Somewhere in the fight about gun rights, both sides have chucked all level of reason aside in validating their point-of-views. Take for example the interpretation of the Second Amendment. Most supporters of open-ended gun ownership love to invoke the Constitutional provision allowing Americans the means to protect themselves with guns. However, many also seem to forget that the Second Amendment was written during a time when the existential threat to American liberty was real, not imagined…and was written as such. In case those of you who use the Second Amendment to defend you “right” to gun ownership have forgotten, the text reads:
Despite the many ideological interpretations over the years, it would seem that the right to keep and maintain guns was based on the ability of the citizens to mobilize in the face of a threat to the union. Yes, that right was extended to gun ownership in times of relative peace, but those who ignore this fact also ignore the implication that gun ownership is not absolute; it can be regulated in much the same way as liquor consumption and voting by age. Also, saying that gun ownership is an absolute right also ignores that the U.S. Constitution also has other provisions, some of them far out of date. Consider the Third Amendment:

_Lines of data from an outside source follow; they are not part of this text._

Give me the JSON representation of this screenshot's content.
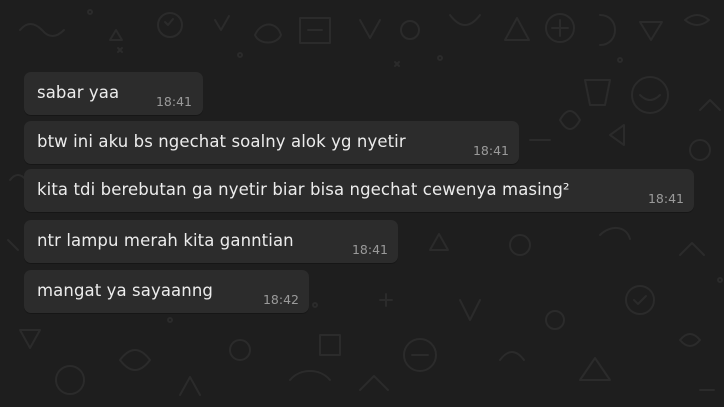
{
  "chat": {
    "messages": [
      {
        "text": "sabar yaa",
        "time": "18:41"
      },
      {
        "text": "btw ini aku bs ngechat soalny alok yg nyetir",
        "time": "18:41"
      },
      {
        "text": "kita tdi berebutan ga nyetir biar bisa ngechat cewenya masing²",
        "time": "18:41"
      },
      {
        "text": "ntr lampu merah kita ganntian",
        "time": "18:41"
      },
      {
        "text": "mangat ya sayaanng",
        "time": "18:42"
      }
    ]
  },
  "colors": {
    "background": "#1e1e1e",
    "bubble": "#2c2c2c",
    "message_text": "#ececec",
    "timestamp": "#9a9a9a",
    "doodle": "#2a2a2a"
  }
}
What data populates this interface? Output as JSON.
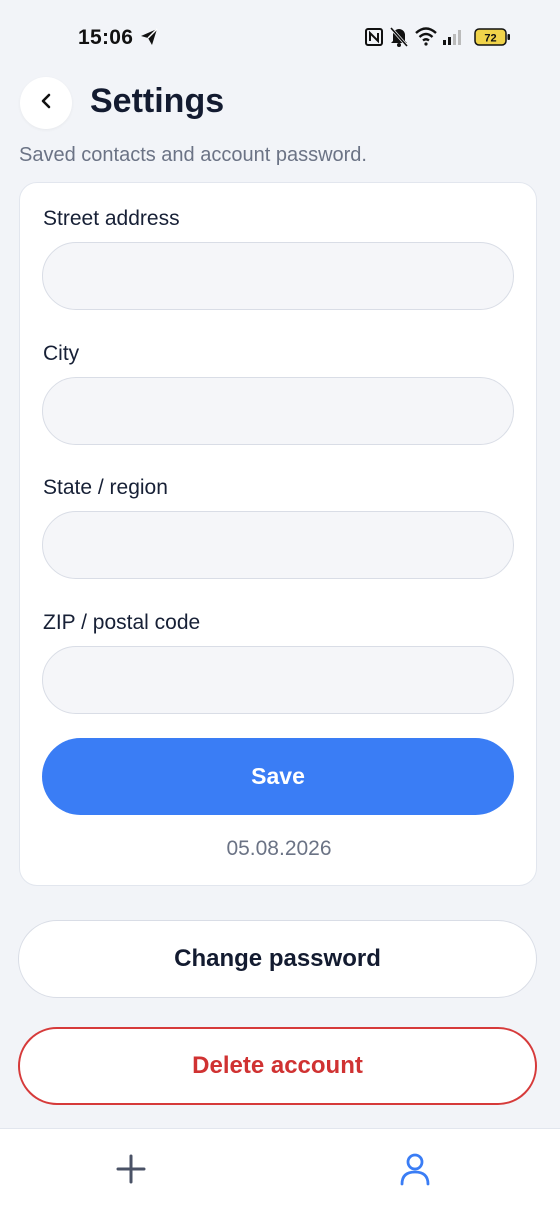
{
  "status_bar": {
    "time": "15:06",
    "battery_level": "72",
    "icons": [
      "telegram-icon",
      "nfc-icon",
      "bell-muted-icon",
      "wifi-icon",
      "signal-icon",
      "battery-icon"
    ]
  },
  "header": {
    "title": "Settings",
    "subtitle": "Saved contacts and account password.",
    "back_icon": "chevron-left-icon"
  },
  "form": {
    "fields": [
      {
        "label": "Street address",
        "value": "",
        "placeholder": ""
      },
      {
        "label": "City",
        "value": "",
        "placeholder": ""
      },
      {
        "label": "State / region",
        "value": "",
        "placeholder": ""
      },
      {
        "label": "ZIP / postal code",
        "value": "",
        "placeholder": ""
      }
    ],
    "save_label": "Save",
    "date": "05.08.2026"
  },
  "actions": {
    "change_password_label": "Change password",
    "delete_account_label": "Delete account"
  },
  "bottom_nav": {
    "items": [
      {
        "icon": "plus-icon",
        "active": false
      },
      {
        "icon": "user-icon",
        "active": true
      }
    ]
  },
  "colors": {
    "accent": "#3a7df5",
    "danger": "#d63a3a",
    "background": "#f2f4f8"
  }
}
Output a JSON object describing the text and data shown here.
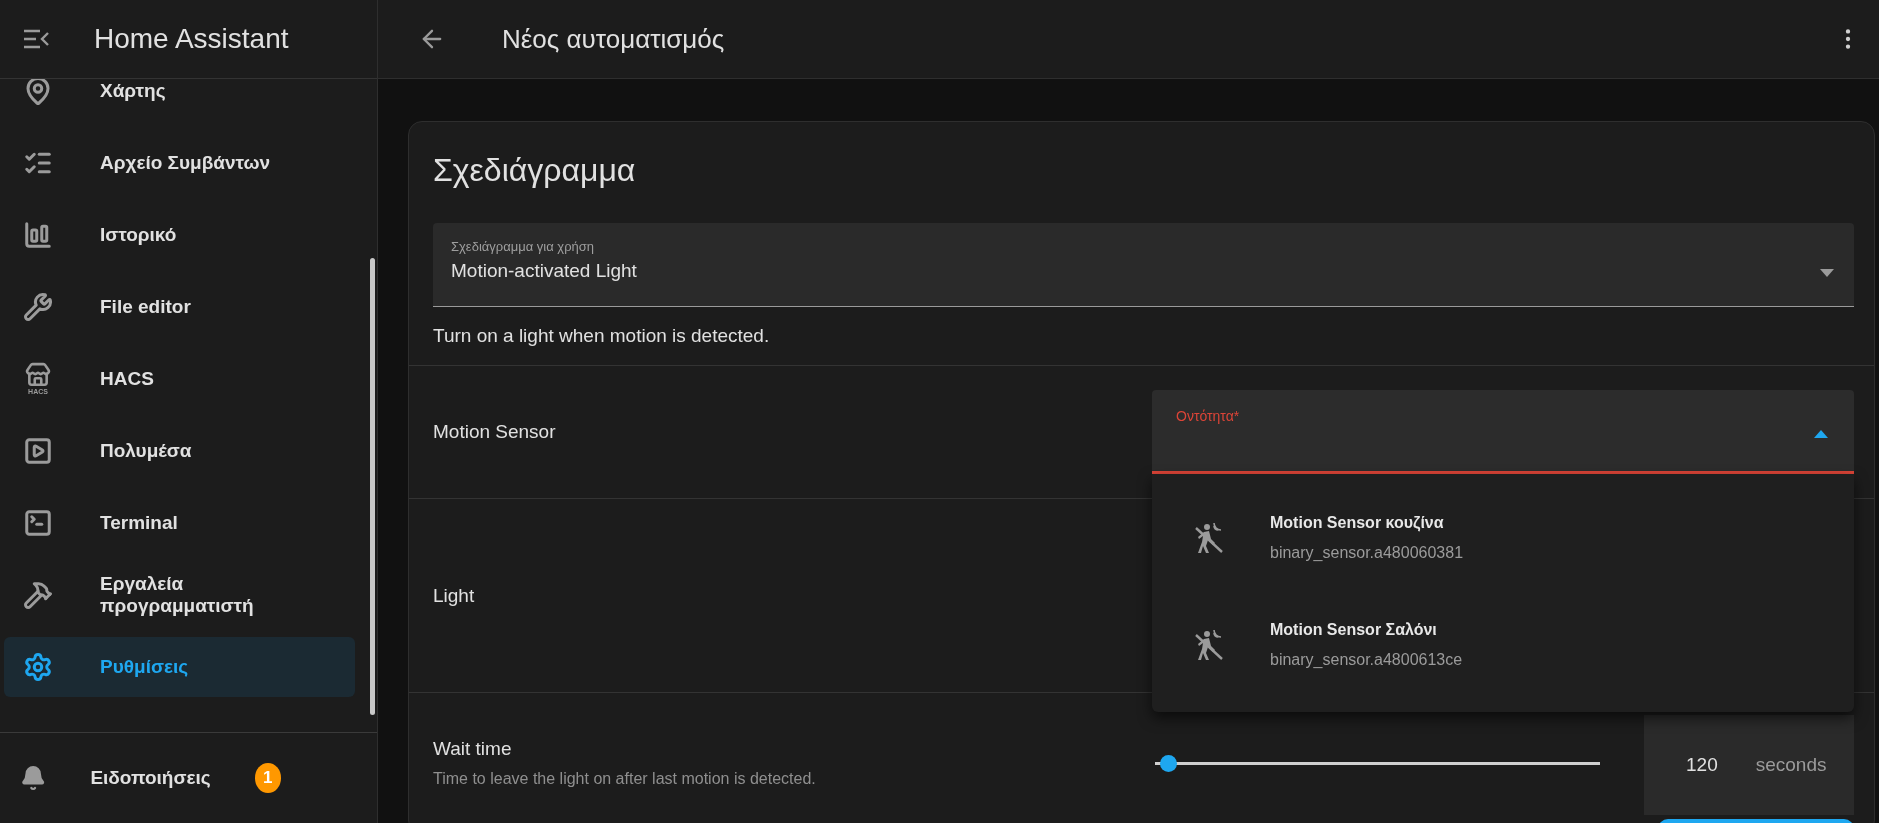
{
  "sidebar": {
    "title": "Home Assistant",
    "items": [
      {
        "label": "Χάρτης",
        "selected": false
      },
      {
        "label": "Αρχείο Συμβάντων",
        "selected": false
      },
      {
        "label": "Ιστορικό",
        "selected": false
      },
      {
        "label": "File editor",
        "selected": false
      },
      {
        "label": "HACS",
        "selected": false,
        "icon_text": "HACS"
      },
      {
        "label": "Πολυμέσα",
        "selected": false
      },
      {
        "label": "Terminal",
        "selected": false
      },
      {
        "label": "Εργαλεία προγραμματιστή",
        "selected": false
      },
      {
        "label": "Ρυθμίσεις",
        "selected": true
      }
    ],
    "notifications": {
      "label": "Ειδοποιήσεις",
      "badge": "1"
    }
  },
  "header": {
    "title": "Νέος αυτοματισμός"
  },
  "card": {
    "title": "Σχεδιάγραμμα",
    "blueprint_select": {
      "label": "Σχεδιάγραμμα για χρήση",
      "value": "Motion-activated Light"
    },
    "description": "Turn on a light when motion is detected.",
    "inputs": [
      {
        "kind": "entity",
        "label": "Motion Sensor",
        "field": {
          "label": "Οντότητα*",
          "error": true,
          "expanded": true,
          "options": [
            {
              "name": "Motion Sensor κουζίνα",
              "entity_id": "binary_sensor.a480060381"
            },
            {
              "name": "Motion Sensor Σαλόνι",
              "entity_id": "binary_sensor.a4800613ce"
            }
          ]
        }
      },
      {
        "kind": "empty",
        "label": "Light"
      },
      {
        "kind": "number",
        "label": "Wait time",
        "description": "Time to leave the light on after last motion is detected.",
        "level": 0.03,
        "value": "120",
        "unit": "seconds"
      }
    ]
  }
}
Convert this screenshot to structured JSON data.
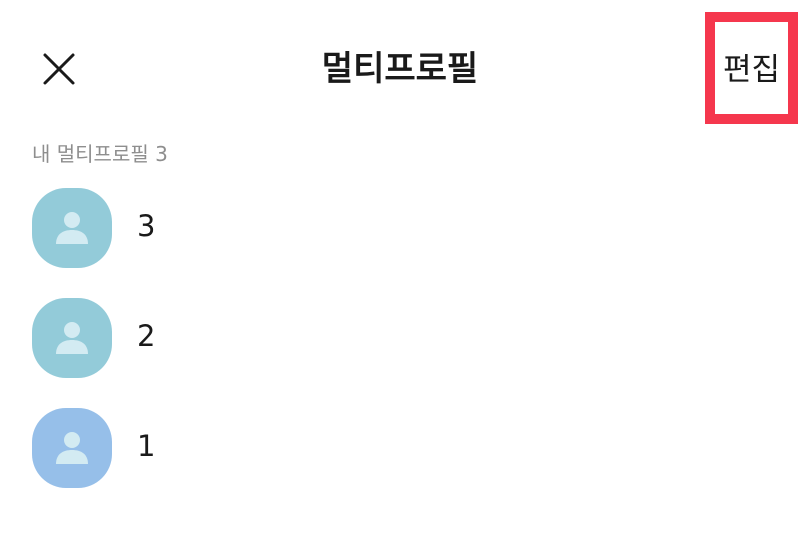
{
  "header": {
    "title": "멀티프로필",
    "edit_label": "편집",
    "close_icon": "close-icon"
  },
  "section": {
    "label": "내 멀티프로필 3"
  },
  "profiles": [
    {
      "label": "3",
      "color": "#93cbd9",
      "icon": "person-icon"
    },
    {
      "label": "2",
      "color": "#93cbd9",
      "icon": "person-icon"
    },
    {
      "label": "1",
      "color": "#96bfe9",
      "icon": "person-icon"
    }
  ],
  "colors": {
    "highlight": "#f5374d",
    "section_label": "#8e8e8e",
    "avatar_icon": "#d3ebf2"
  }
}
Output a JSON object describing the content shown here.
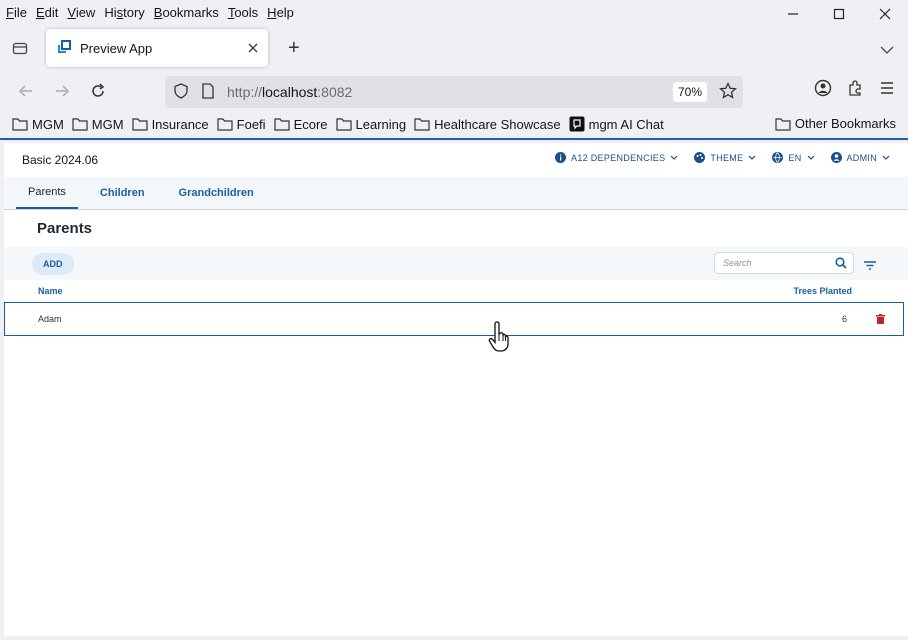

The rights and provisions of the Constitution are supposed to be flexible to accommodate changing times, customs, and beliefs. If an Amendment that has no bearing on our daily life can be out of date, so possibly too can one we hold in such high esteem. The caveat here is that that defenders of the right to keep and bear arms have to be open to the flexibility of gun ownership…it is more of a privilege than a right, one which our government affords us and should be as flexible with the times as much as any law of the Constitution.
However, many on the left have allowed their fear of guns to shatter what little reason there is in crafting reasonable social policy not predicated on knee-jerk reactions. Consider what happened last week in at a Pennsylvania community’s elementary school.
A 5-year-old kindergartener was suspended for 10 days for “making a ‘terrorist threat’” using (insert gasp) a small, Hello Kitty automatic bubble blower loosely-shaped to resemble a gun. According to news reports, “The kindergartner…caught administrators' attention after suggesting she and a classmate should shoot each other with bubbles.”
Such idiotic policies are the administrative variation of mandatory sentencing in our public schools. “Zero-tolerance policies” leave no room for the application of common sense, of the individual judgments of those who are required to enforce such policies (just 2 weeks ago, I myself was headed to court with a client, and was turned back at a metal detector because my barely-an-inch-long fingernail clipper set off the device, and a brief lecture by guards about how such “weapons” were prohibited).
People should be allowed to own guns for protections, but the debate of gun ownership and regulation, where it intersects the debate between security and policy, seems to have been flooded with an incredible amount of anecdotes, bumper-sticker statements, knee-jerk reactions, and ideological rhetoric from both sides of the political aisle…and all devoid of reason, logic, clear-thinking, and/or common sense. When I see such instances of irrational thinking passing as public discourse, or put into practice in the form of questionable policies, I have to arrogantly wonder whether or not I (and a few others) am/are the only sane sole(s) left in America?
(See also: "Sandy Hook, Guns, & Questions")